# Your task
How many of the lines below hold the string "view"? Say only the number.

____

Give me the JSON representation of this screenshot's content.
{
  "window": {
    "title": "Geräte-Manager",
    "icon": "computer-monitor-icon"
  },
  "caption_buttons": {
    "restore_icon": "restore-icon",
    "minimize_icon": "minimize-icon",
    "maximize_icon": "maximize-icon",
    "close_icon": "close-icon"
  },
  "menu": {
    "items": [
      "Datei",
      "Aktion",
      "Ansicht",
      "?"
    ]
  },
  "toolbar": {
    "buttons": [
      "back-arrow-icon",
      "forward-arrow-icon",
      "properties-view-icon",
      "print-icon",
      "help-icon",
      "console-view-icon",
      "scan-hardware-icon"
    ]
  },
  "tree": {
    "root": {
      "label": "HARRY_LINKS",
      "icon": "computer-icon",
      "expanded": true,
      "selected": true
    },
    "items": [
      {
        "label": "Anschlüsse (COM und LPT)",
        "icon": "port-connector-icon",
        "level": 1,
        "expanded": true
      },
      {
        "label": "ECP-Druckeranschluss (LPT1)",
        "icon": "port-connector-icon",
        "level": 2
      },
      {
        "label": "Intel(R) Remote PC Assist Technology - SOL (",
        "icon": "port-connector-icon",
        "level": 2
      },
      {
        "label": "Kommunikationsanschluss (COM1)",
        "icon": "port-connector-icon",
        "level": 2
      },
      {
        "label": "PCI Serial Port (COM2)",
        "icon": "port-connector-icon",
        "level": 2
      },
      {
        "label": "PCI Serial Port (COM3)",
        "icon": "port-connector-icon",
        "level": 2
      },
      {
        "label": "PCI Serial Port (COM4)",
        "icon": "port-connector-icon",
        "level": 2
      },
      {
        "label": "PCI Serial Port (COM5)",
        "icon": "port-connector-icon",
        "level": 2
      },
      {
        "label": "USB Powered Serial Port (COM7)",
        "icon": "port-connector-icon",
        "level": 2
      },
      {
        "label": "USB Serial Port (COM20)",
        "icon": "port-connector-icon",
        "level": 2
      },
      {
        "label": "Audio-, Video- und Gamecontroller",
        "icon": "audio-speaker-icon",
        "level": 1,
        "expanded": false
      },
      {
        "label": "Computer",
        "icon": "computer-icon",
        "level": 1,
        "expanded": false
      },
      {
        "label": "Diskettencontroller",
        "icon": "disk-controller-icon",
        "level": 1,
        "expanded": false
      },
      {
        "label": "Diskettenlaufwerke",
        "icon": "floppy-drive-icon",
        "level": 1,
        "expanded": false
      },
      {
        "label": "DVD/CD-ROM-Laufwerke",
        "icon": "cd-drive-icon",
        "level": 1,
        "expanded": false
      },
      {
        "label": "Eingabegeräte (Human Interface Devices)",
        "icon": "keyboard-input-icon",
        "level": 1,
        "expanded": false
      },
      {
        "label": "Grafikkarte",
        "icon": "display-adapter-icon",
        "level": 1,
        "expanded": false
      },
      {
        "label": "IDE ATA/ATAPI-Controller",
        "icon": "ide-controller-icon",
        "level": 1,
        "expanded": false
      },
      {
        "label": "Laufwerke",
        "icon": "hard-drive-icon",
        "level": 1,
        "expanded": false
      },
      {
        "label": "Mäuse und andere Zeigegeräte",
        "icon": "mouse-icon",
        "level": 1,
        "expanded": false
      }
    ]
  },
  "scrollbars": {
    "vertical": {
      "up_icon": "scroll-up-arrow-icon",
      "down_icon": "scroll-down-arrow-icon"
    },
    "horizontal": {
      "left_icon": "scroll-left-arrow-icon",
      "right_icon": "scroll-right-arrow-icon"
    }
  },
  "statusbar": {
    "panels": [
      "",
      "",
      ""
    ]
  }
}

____

# Answer box
2